VOL. 127 | NO. 169 | Wednesday, August 29, 2012
Visual History Lesson
By Bill Dries
Ken Scott is preparing for another move.
A visitor views the Civil War diorama on display in the Mud Island River Park Mississippi River Museum. The 100-foot-long, 19-panel diorama is on display at the museum until Sept. 2.
(Photos: Lance Murphey)
After the long Labor Day weekend, he and several friends will go to the Mud Island Park Mississippi River Museum and begin taking down the latest exhibition of a Civil War diorama his late father, Fred “Buster” Scott, researched and painted over a 10-year period in the 1980s and 1990s.
It’s hard work. The diorama is on 19 panels and about 100 feet in length and in its proper order it depicts not just the Civil War, but notable Civil War events and battles in the state of Tennessee from Memphis to Chattanooga.
“I put it back up on the wall to basically store it and no one gets to see it but my family and friends. Most of the time they are helping me take it down and put it up,” Scott said.
“My goal would be to find a permanent home, somewhere that I would consider putting it on permanent loan.”
A permanent home would include a place with some kind of climate control to preserve the rich detail his father put into the painting after extensive research that included battlefield visits and thousands of photographs.
Scott realizes the diorama is just as much of a challenge for any museum as it was for his father.
“He put 10 years of his life after he retired from the highway patrol into these paintings.
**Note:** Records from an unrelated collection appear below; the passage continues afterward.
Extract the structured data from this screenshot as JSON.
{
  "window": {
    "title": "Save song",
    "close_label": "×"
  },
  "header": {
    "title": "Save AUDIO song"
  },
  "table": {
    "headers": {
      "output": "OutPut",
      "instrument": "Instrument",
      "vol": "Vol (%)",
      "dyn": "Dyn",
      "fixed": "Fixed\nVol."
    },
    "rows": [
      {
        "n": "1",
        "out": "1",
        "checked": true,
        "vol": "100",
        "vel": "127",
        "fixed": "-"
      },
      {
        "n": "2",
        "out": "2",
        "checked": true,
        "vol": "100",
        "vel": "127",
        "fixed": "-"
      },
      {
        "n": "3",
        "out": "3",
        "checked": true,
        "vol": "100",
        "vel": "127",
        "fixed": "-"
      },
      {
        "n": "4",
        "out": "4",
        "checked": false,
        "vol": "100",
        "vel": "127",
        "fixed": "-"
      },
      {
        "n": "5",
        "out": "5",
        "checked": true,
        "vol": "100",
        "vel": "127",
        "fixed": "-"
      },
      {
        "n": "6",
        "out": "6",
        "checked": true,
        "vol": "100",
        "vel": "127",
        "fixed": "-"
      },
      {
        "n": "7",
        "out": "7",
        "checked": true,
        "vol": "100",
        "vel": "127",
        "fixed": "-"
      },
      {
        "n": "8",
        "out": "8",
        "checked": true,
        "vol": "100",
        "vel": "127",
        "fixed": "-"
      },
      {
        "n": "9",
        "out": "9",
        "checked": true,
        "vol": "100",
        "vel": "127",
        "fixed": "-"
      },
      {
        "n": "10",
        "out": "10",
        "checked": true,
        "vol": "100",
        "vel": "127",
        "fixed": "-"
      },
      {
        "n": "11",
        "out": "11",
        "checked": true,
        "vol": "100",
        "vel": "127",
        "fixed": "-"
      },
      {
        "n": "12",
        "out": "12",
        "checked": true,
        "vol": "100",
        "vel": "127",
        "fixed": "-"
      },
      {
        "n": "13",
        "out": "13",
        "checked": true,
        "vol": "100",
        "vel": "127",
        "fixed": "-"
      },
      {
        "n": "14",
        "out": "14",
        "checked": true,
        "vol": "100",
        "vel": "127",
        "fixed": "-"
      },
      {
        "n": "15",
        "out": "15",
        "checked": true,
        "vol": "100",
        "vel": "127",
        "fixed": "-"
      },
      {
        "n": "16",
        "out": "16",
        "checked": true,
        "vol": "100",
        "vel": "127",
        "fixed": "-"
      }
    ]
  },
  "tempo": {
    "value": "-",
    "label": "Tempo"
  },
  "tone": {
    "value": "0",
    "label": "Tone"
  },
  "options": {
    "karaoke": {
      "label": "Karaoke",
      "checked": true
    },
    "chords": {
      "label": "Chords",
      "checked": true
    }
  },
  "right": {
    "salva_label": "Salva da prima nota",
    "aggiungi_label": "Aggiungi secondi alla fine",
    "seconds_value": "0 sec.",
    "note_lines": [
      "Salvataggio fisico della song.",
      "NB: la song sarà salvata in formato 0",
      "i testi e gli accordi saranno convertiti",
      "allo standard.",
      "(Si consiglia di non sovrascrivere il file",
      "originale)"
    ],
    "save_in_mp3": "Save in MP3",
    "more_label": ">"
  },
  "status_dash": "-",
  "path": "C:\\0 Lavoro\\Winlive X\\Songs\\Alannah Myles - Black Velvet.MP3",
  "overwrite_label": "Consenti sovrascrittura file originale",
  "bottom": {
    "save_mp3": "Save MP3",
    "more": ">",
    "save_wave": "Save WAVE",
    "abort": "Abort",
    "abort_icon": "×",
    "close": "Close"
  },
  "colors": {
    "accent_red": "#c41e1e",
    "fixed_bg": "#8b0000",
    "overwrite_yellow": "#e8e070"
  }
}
His desire was for as many people as possible to see them,” he said. “By the time you set these up, you are talking about a room that would have to be almost 1,000 square feet to house it. Normally what we would do is set it up in a big U-shape.”
That’s what he and his friends were able to do at Davies Plantation, the last place before the River Museum to host the diorama.
The inspiration for the diorama is another massive work of art that is also challenging logistically, the Civil War Cyclorama in Atlanta. The cyclorama, which remains an attraction in Atlanta, was painted in 1885 and covers 15,030 square feet.
A visitor views the Civil War diorama on display in the Mud Island River Park Mississippi River Museum. The 100-foot-long, 19-panel diorama was painted by a retired state trooper and World War II veteran, the late Fred Scott. Scott, of Memphis, spent 10 years painting scenes of and researching the Civil War in Tennessee.
The cyclorama surrounds viewers and Scott said that is the best way to view his father’s diorama.
“That influenced what he was doing in his mind to create that effect. When you got in that U-shape, you had no option but to get drawn into it,” Ken Scott said. “It is a different effect.
“But I appreciate the opportunity to get in (the Mississippi River Museum). They’ve been really great.”
The Mud Island exhibit includes not just the diorama. There are also items from his father’s work on the panels in a workshop at the family home in Berclair. And there is a video recorded by family members of Buster Scott explaining his work on each of the panels that his son says they recorded initially simply to have a family archive of the effort.
The display opened at Mud Island shortly after the 150th anniversary in June of the 1862 gunboat battle of Memphis on the Mississippi River. The nation is observing the 150th anniversary of the war through 2015.
Next year’s observances will include President Abraham Lincoln’s signing of the Emancipation Proclamation with Gettysburg’s anniversary as well as Sherman’s March to the Sea and Appomattox still to come.
The Civil War in Tennessee is not simply the story of a state that joined the Confederacy. If one cites a Tennessee regiment or battalion’s number, it’s necessary to also note if it was Union or Confederate. The part of the state it was from is usually a clue to those who know the basic history of a state that raised troops for both sides of the war.
Fred “Buster” Scott was a World War II veteran who fought at every hot stop in the Pacific including Saipan, Tarawa and Okinawa. He went to work for the Tennessee Highway Patrol after the war.
“He studied the subject thoroughly. He studied war tactics,” Ken Scott said of his father. “He had that background of being in a battle and all of that. … He knew Tennessee pretty good. But if he didn’t he would go to Chattanooga and Lookout Mountain and took pictures of the landscape.”
Buster Scott had polio but was never in a wheelchair, walking instead with the help of leg braces.
He did other paintings before embarking on the diorama. His son was surprised to encounter people who had some of the paintings and even some who recalled his painting on the side of a post office.